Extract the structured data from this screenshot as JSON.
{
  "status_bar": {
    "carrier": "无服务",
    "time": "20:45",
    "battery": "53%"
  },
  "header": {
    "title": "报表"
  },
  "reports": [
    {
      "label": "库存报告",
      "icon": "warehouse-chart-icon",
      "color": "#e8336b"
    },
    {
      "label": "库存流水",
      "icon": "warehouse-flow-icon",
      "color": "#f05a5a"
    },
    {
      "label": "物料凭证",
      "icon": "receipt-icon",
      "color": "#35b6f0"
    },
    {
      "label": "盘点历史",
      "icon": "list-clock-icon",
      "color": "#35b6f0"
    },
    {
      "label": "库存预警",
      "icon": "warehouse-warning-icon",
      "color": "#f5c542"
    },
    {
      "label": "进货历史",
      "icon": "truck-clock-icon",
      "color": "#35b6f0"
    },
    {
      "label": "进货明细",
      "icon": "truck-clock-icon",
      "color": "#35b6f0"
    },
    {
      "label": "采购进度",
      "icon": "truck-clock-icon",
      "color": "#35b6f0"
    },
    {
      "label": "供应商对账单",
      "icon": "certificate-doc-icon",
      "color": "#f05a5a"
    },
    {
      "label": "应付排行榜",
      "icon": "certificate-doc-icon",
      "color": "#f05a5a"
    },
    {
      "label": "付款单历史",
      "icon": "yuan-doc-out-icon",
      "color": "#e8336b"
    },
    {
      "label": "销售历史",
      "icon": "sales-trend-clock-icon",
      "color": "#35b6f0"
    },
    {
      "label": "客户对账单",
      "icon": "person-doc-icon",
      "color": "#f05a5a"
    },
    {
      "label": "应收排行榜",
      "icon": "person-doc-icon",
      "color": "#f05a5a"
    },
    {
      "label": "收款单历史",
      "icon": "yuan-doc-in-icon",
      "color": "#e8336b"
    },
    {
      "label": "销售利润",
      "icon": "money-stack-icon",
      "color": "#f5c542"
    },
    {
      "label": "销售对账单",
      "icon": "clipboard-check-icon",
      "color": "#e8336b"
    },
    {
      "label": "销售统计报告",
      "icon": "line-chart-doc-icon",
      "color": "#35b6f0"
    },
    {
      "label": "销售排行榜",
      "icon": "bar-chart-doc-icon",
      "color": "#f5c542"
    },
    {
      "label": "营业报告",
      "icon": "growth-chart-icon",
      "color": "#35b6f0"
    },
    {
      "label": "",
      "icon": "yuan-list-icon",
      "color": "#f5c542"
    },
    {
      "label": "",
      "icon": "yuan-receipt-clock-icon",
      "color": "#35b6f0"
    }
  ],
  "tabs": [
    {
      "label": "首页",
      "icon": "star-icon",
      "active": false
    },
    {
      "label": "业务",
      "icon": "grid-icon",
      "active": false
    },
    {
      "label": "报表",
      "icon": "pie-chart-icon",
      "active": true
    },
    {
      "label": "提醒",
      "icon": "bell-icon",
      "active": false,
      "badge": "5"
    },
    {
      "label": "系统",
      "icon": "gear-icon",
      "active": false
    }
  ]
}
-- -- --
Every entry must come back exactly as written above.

Extract the structured data from this screenshot as JSON.
{
  "status_bar": {
    "carrier": "无服务",
    "time": "20:45",
    "battery": "53%"
  },
  "header": {
    "title": "报表"
  },
  "reports": [
    {
      "label": "库存报告",
      "icon": "warehouse-chart-icon",
      "color": "#e8336b"
    },
    {
      "label": "库存流水",
      "icon": "warehouse-flow-icon",
      "color": "#f05a5a"
    },
    {
      "label": "物料凭证",
      "icon": "receipt-icon",
      "color": "#35b6f0"
    },
    {
      "label": "盘点历史",
      "icon": "list-clock-icon",
      "color": "#35b6f0"
    },
    {
      "label": "库存预警",
      "icon": "warehouse-warning-icon",
      "color": "#f5c542"
    },
    {
      "label": "进货历史",
      "icon": "truck-clock-icon",
      "color": "#35b6f0"
    },
    {
      "label": "进货明细",
      "icon": "truck-clock-icon",
      "color": "#35b6f0"
    },
    {
      "label": "采购进度",
      "icon": "truck-clock-icon",
      "color": "#35b6f0"
    },
    {
      "label": "供应商对账单",
      "icon": "certificate-doc-icon",
      "color": "#f05a5a"
    },
    {
      "label": "应付排行榜",
      "icon": "certificate-doc-icon",
      "color": "#f05a5a"
    },
    {
      "label": "付款单历史",
      "icon": "yuan-doc-out-icon",
      "color": "#e8336b"
    },
    {
      "label": "销售历史",
      "icon": "sales-trend-clock-icon",
      "color": "#35b6f0"
    },
    {
      "label": "客户对账单",
      "icon": "person-doc-icon",
      "color": "#f05a5a"
    },
    {
      "label": "应收排行榜",
      "icon": "person-doc-icon",
      "color": "#f05a5a"
    },
    {
      "label": "收款单历史",
      "icon": "yuan-doc-in-icon",
      "color": "#e8336b"
    },
    {
      "label": "销售利润",
      "icon": "money-stack-icon",
      "color": "#f5c542"
    },
    {
      "label": "销售对账单",
      "icon": "clipboard-check-icon",
      "color": "#e8336b"
    },
    {
      "label": "销售统计报告",
      "icon": "line-chart-doc-icon",
      "color": "#35b6f0"
    },
    {
      "label": "销售排行榜",
      "icon": "bar-chart-doc-icon",
      "color": "#f5c542"
    },
    {
      "label": "营业报告",
      "icon": "growth-chart-icon",
      "color": "#35b6f0"
    },
    {
      "label": "",
      "icon": "yuan-list-icon",
      "color": "#f5c542"
    },
    {
      "label": "",
      "icon": "yuan-receipt-clock-icon",
      "color": "#35b6f0"
    }
  ],
  "tabs": [
    {
      "label": "首页",
      "icon": "star-icon",
      "active": false
    },
    {
      "label": "业务",
      "icon": "grid-icon",
      "active": false
    },
    {
      "label": "报表",
      "icon": "pie-chart-icon",
      "active": true
    },
    {
      "label": "提醒",
      "icon": "bell-icon",
      "active": false,
      "badge": "5"
    },
    {
      "label": "系统",
      "icon": "gear-icon",
      "active": false
    }
  ]
}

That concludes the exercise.